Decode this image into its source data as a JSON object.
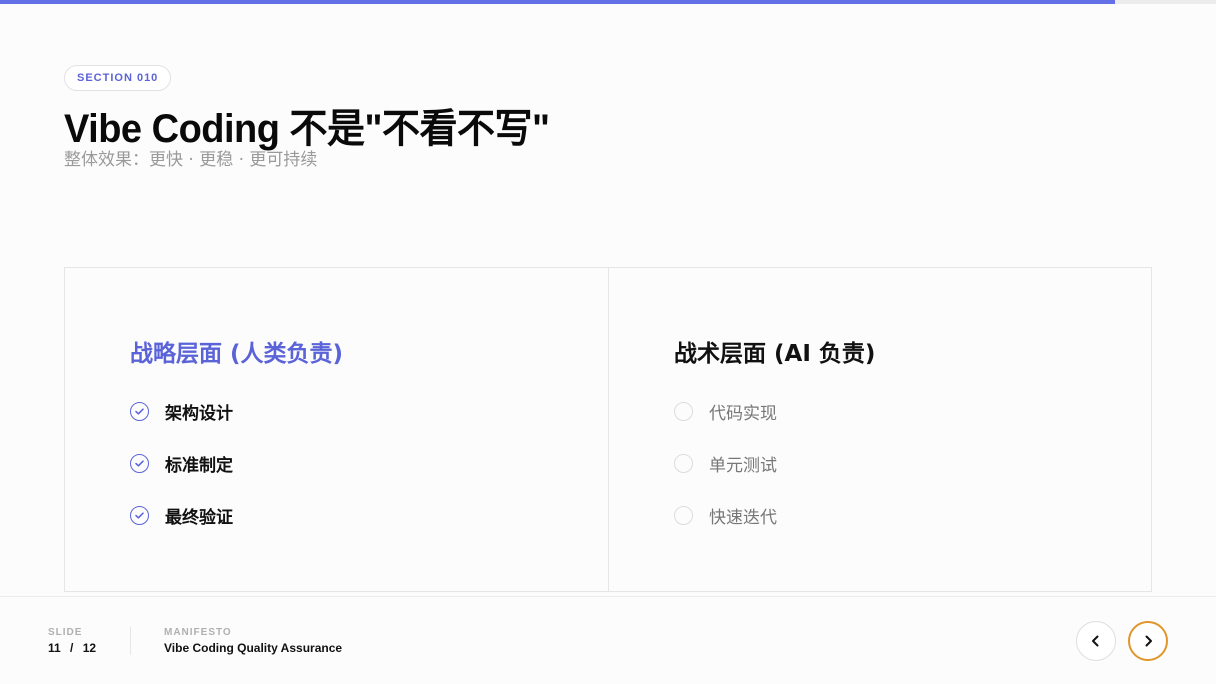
{
  "progress": {
    "fraction": 0.9167,
    "fill_color": "#6470e6"
  },
  "header": {
    "section_label": "SECTION 010",
    "title": "Vibe Coding 不是\"不看不写\"",
    "subtitle": "整体效果：更快 · 更稳 · 更可持续"
  },
  "columns": [
    {
      "heading": "战略层面 (人类负责)",
      "accent_color": "#5b63d9",
      "items": [
        {
          "label": "架构设计",
          "icon": "check-circle-icon"
        },
        {
          "label": "标准制定",
          "icon": "check-circle-icon"
        },
        {
          "label": "最终验证",
          "icon": "check-circle-icon"
        }
      ]
    },
    {
      "heading": "战术层面 (AI 负责)",
      "items": [
        {
          "label": "代码实现",
          "icon": "empty-circle-icon"
        },
        {
          "label": "单元测试",
          "icon": "empty-circle-icon"
        },
        {
          "label": "快速迭代",
          "icon": "empty-circle-icon"
        }
      ]
    }
  ],
  "footer": {
    "slide_caption": "SLIDE",
    "slide_current": "11",
    "slide_separator": "/",
    "slide_total": "12",
    "deck_caption": "MANIFESTO",
    "deck_title": "Vibe Coding Quality Assurance",
    "prev_icon": "chevron-left-icon",
    "next_icon": "chevron-right-icon",
    "next_ring_color": "#e0962a"
  }
}
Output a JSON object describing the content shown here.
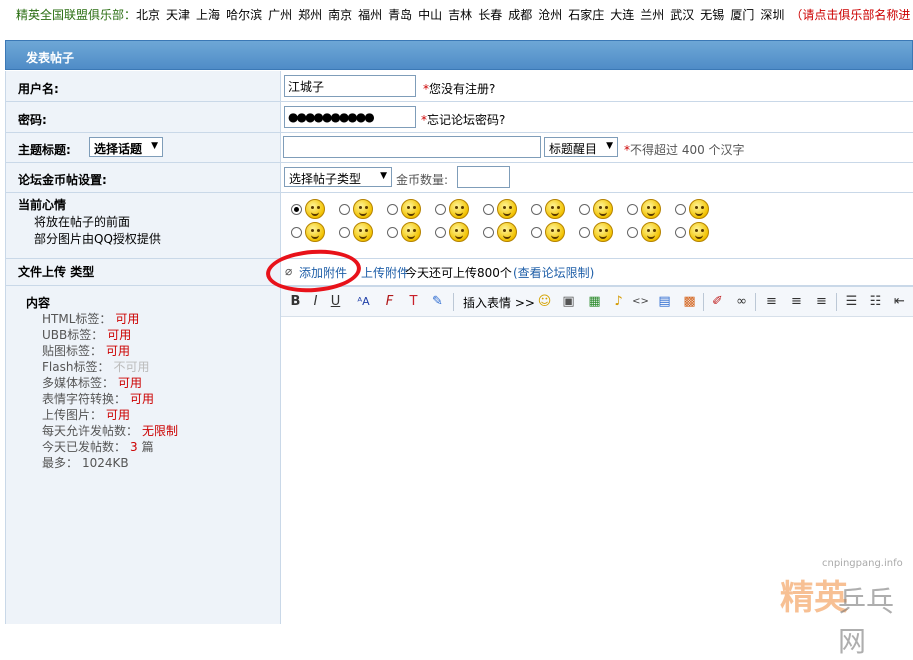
{
  "top_nav": {
    "label": "精英全国联盟俱乐部：",
    "cities": [
      "北京",
      "天津",
      "上海",
      "哈尔滨",
      "广州",
      "郑州",
      "南京",
      "福州",
      "青岛",
      "中山",
      "吉林",
      "长春",
      "成都",
      "沧州",
      "石家庄",
      "大连",
      "兰州",
      "武汉",
      "无锡",
      "厦门",
      "深圳"
    ],
    "note": "（请点击俱乐部名称进"
  },
  "header": {
    "title": "发表帖子"
  },
  "username": {
    "label": "用户名:",
    "value": "江城子",
    "hint": "*您没有注册?"
  },
  "password": {
    "label": "密码:",
    "value": "●●●●●●●●●●",
    "hint": "*忘记论坛密码?"
  },
  "subject": {
    "label": "主题标题:",
    "topic_select": "选择话题",
    "style_select": "标题醒目",
    "hint_star": "*",
    "hint": "不得超过 400 个汉字"
  },
  "coin": {
    "label": "论坛金币帖设置:",
    "type_select": "选择帖子类型",
    "amount_label": "金币数量:"
  },
  "mood": {
    "title": "当前心情",
    "line1": "将放在帖子的前面",
    "line2": "部分图片由QQ授权提供"
  },
  "upload": {
    "label": "文件上传",
    "label2": "类型",
    "add_attachment": "添加附件",
    "upload_attachment": "上传附件",
    "quota": "今天还可上传800个",
    "limit_link": "(查看论坛限制)"
  },
  "content_info": {
    "title": "内容",
    "items": [
      {
        "k": "HTML标签：",
        "v": "可用"
      },
      {
        "k": "UBB标签：",
        "v": "可用"
      },
      {
        "k": "贴图标签：",
        "v": "可用"
      },
      {
        "k": "Flash标签：",
        "v": "不可用"
      },
      {
        "k": "多媒体标签：",
        "v": "可用"
      },
      {
        "k": "表情字符转换：",
        "v": "可用"
      },
      {
        "k": "上传图片：",
        "v": "可用"
      },
      {
        "k": "每天允许发帖数：",
        "v": "无限制"
      },
      {
        "k": "今天已发帖数：",
        "v": "3",
        "suffix": "篇"
      },
      {
        "k": "最多：",
        "v": "1024KB"
      }
    ]
  },
  "toolbar": {
    "insert_emoji": "插入表情 >>"
  },
  "watermark": {
    "url": "cnpingpang.info",
    "brand1": "精英",
    "brand2": "乒乓网"
  },
  "colors": {
    "accent": "#4f8cc7",
    "red_annotation": "#e8121a",
    "available": "#cc0000"
  }
}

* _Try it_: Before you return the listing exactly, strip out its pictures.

* _Task answer_:
Decode this image into its source data as a JSON object.
{
  "progress": {
    "fraction": 0.9167,
    "fill_color": "#6470e6"
  },
  "header": {
    "section_label": "SECTION 010",
    "title": "Vibe Coding 不是\"不看不写\"",
    "subtitle": "整体效果：更快 · 更稳 · 更可持续"
  },
  "columns": [
    {
      "heading": "战略层面 (人类负责)",
      "accent_color": "#5b63d9",
      "items": [
        {
          "label": "架构设计",
          "icon": "check-circle-icon"
        },
        {
          "label": "标准制定",
          "icon": "check-circle-icon"
        },
        {
          "label": "最终验证",
          "icon": "check-circle-icon"
        }
      ]
    },
    {
      "heading": "战术层面 (AI 负责)",
      "items": [
        {
          "label": "代码实现",
          "icon": "empty-circle-icon"
        },
        {
          "label": "单元测试",
          "icon": "empty-circle-icon"
        },
        {
          "label": "快速迭代",
          "icon": "empty-circle-icon"
        }
      ]
    }
  ],
  "footer": {
    "slide_caption": "SLIDE",
    "slide_current": "11",
    "slide_separator": "/",
    "slide_total": "12",
    "deck_caption": "MANIFESTO",
    "deck_title": "Vibe Coding Quality Assurance",
    "prev_icon": "chevron-left-icon",
    "next_icon": "chevron-right-icon",
    "next_ring_color": "#e0962a"
  }
}
Output a JSON object describing the content shown here.
{
  "top_nav": {
    "label": "精英全国联盟俱乐部：",
    "cities": [
      "北京",
      "天津",
      "上海",
      "哈尔滨",
      "广州",
      "郑州",
      "南京",
      "福州",
      "青岛",
      "中山",
      "吉林",
      "长春",
      "成都",
      "沧州",
      "石家庄",
      "大连",
      "兰州",
      "武汉",
      "无锡",
      "厦门",
      "深圳"
    ],
    "note": "（请点击俱乐部名称进"
  },
  "header": {
    "title": "发表帖子"
  },
  "username": {
    "label": "用户名:",
    "value": "江城子",
    "hint": "*您没有注册?"
  },
  "password": {
    "label": "密码:",
    "value": "●●●●●●●●●●",
    "hint": "*忘记论坛密码?"
  },
  "subject": {
    "label": "主题标题:",
    "topic_select": "选择话题",
    "style_select": "标题醒目",
    "hint_star": "*",
    "hint": "不得超过 400 个汉字"
  },
  "coin": {
    "label": "论坛金币帖设置:",
    "type_select": "选择帖子类型",
    "amount_label": "金币数量:"
  },
  "mood": {
    "title": "当前心情",
    "line1": "将放在帖子的前面",
    "line2": "部分图片由QQ授权提供"
  },
  "upload": {
    "label": "文件上传",
    "label2": "类型",
    "add_attachment": "添加附件",
    "upload_attachment": "上传附件",
    "quota": "今天还可上传800个",
    "limit_link": "(查看论坛限制)"
  },
  "content_info": {
    "title": "内容",
    "items": [
      {
        "k": "HTML标签：",
        "v": "可用"
      },
      {
        "k": "UBB标签：",
        "v": "可用"
      },
      {
        "k": "贴图标签：",
        "v": "可用"
      },
      {
        "k": "Flash标签：",
        "v": "不可用"
      },
      {
        "k": "多媒体标签：",
        "v": "可用"
      },
      {
        "k": "表情字符转换：",
        "v": "可用"
      },
      {
        "k": "上传图片：",
        "v": "可用"
      },
      {
        "k": "每天允许发帖数：",
        "v": "无限制"
      },
      {
        "k": "今天已发帖数：",
        "v": "3",
        "suffix": "篇"
      },
      {
        "k": "最多：",
        "v": "1024KB"
      }
    ]
  },
  "toolbar": {
    "insert_emoji": "插入表情 >>"
  },
  "watermark": {
    "url": "cnpingpang.info",
    "brand1": "精英",
    "brand2": "乒乓网"
  },
  "colors": {
    "accent": "#4f8cc7",
    "red_annotation": "#e8121a",
    "available": "#cc0000"
  }
}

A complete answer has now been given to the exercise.